> What to work on
Retype the entries below without any change.

Study material Start Marker

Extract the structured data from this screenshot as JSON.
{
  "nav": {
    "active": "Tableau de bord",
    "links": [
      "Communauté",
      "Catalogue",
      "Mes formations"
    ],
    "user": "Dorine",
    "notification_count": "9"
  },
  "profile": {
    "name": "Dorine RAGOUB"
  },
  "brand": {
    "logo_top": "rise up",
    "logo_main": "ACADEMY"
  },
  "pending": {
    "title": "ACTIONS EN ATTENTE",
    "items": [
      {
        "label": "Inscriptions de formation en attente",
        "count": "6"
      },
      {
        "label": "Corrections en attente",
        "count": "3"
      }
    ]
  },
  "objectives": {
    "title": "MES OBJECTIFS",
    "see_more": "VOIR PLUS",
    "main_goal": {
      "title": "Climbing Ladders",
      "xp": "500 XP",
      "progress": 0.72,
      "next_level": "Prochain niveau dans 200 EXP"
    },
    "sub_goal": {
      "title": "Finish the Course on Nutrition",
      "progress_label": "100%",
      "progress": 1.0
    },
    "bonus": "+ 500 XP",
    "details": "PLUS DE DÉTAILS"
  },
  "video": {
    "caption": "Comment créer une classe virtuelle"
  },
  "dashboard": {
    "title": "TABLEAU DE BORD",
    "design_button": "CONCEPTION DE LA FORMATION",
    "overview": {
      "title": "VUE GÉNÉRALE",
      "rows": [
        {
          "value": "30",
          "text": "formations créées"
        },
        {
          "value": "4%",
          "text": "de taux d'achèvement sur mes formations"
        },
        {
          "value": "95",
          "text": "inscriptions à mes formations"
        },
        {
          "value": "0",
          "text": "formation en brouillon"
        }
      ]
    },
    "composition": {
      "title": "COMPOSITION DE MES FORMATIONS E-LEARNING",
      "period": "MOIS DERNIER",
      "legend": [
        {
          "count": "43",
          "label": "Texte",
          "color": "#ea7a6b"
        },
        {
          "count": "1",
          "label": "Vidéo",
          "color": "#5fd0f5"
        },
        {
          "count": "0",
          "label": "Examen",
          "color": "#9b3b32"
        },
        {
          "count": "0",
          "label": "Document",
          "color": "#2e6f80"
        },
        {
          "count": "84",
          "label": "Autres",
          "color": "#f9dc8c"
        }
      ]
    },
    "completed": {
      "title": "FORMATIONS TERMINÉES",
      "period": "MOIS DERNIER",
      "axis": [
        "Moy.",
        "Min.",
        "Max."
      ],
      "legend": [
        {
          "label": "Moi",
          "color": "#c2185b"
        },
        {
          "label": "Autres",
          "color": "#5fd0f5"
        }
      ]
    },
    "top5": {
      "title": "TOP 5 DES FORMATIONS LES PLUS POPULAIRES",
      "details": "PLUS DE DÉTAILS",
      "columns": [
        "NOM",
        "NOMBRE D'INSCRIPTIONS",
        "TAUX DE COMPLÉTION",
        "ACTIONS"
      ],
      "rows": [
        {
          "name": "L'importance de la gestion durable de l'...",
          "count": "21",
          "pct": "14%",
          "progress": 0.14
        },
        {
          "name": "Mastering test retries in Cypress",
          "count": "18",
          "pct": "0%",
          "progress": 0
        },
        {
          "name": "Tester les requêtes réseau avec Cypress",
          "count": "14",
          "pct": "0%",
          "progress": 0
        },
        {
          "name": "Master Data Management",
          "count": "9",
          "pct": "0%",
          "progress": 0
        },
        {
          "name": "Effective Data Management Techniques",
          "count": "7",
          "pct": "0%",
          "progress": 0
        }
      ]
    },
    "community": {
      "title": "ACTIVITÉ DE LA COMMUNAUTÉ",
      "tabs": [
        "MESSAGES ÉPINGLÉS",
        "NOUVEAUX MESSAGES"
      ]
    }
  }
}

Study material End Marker

> Problem solution
Extract the structured data from this screenshot as JSON.
{
  "nav": {
    "active": "Tableau de bord",
    "links": [
      "Communauté",
      "Catalogue",
      "Mes formations"
    ],
    "user": "Dorine",
    "notification_count": "9"
  },
  "profile": {
    "name": "Dorine RAGOUB"
  },
  "brand": {
    "logo_top": "rise up",
    "logo_main": "ACADEMY"
  },
  "pending": {
    "title": "ACTIONS EN ATTENTE",
    "items": [
      {
        "label": "Inscriptions de formation en attente",
        "count": "6"
      },
      {
        "label": "Corrections en attente",
        "count": "3"
      }
    ]
  },
  "objectives": {
    "title": "MES OBJECTIFS",
    "see_more": "VOIR PLUS",
    "main_goal": {
      "title": "Climbing Ladders",
      "xp": "500 XP",
      "progress": 0.72,
      "next_level": "Prochain niveau dans 200 EXP"
    },
    "sub_goal": {
      "title": "Finish the Course on Nutrition",
      "progress_label": "100%",
      "progress": 1.0
    },
    "bonus": "+ 500 XP",
    "details": "PLUS DE DÉTAILS"
  },
  "video": {
    "caption": "Comment créer une classe virtuelle"
  },
  "dashboard": {
    "title": "TABLEAU DE BORD",
    "design_button": "CONCEPTION DE LA FORMATION",
    "overview": {
      "title": "VUE GÉNÉRALE",
      "rows": [
        {
          "value": "30",
          "text": "formations créées"
        },
        {
          "value": "4%",
          "text": "de taux d'achèvement sur mes formations"
        },
        {
          "value": "95",
          "text": "inscriptions à mes formations"
        },
        {
          "value": "0",
          "text": "formation en brouillon"
        }
      ]
    },
    "composition": {
      "title": "COMPOSITION DE MES FORMATIONS E-LEARNING",
      "period": "MOIS DERNIER",
      "legend": [
        {
          "count": "43",
          "label": "Texte",
          "color": "#ea7a6b"
        },
        {
          "count": "1",
          "label": "Vidéo",
          "color": "#5fd0f5"
        },
        {
          "count": "0",
          "label": "Examen",
          "color": "#9b3b32"
        },
        {
          "count": "0",
          "label": "Document",
          "color": "#2e6f80"
        },
        {
          "count": "84",
          "label": "Autres",
          "color": "#f9dc8c"
        }
      ]
    },
    "completed": {
      "title": "FORMATIONS TERMINÉES",
      "period": "MOIS DERNIER",
      "axis": [
        "Moy.",
        "Min.",
        "Max."
      ],
      "legend": [
        {
          "label": "Moi",
          "color": "#c2185b"
        },
        {
          "label": "Autres",
          "color": "#5fd0f5"
        }
      ]
    },
    "top5": {
      "title": "TOP 5 DES FORMATIONS LES PLUS POPULAIRES",
      "details": "PLUS DE DÉTAILS",
      "columns": [
        "NOM",
        "NOMBRE D'INSCRIPTIONS",
        "TAUX DE COMPLÉTION",
        "ACTIONS"
      ],
      "rows": [
        {
          "name": "L'importance de la gestion durable de l'...",
          "count": "21",
          "pct": "14%",
          "progress": 0.14
        },
        {
          "name": "Mastering test retries in Cypress",
          "count": "18",
          "pct": "0%",
          "progress": 0
        },
        {
          "name": "Tester les requêtes réseau avec Cypress",
          "count": "14",
          "pct": "0%",
          "progress": 0
        },
        {
          "name": "Master Data Management",
          "count": "9",
          "pct": "0%",
          "progress": 0
        },
        {
          "name": "Effective Data Management Techniques",
          "count": "7",
          "pct": "0%",
          "progress": 0
        }
      ]
    },
    "community": {
      "title": "ACTIVITÉ DE LA COMMUNAUTÉ",
      "tabs": [
        "MESSAGES ÉPINGLÉS",
        "NOUVEAUX MESSAGES"
      ]
    }
  }
}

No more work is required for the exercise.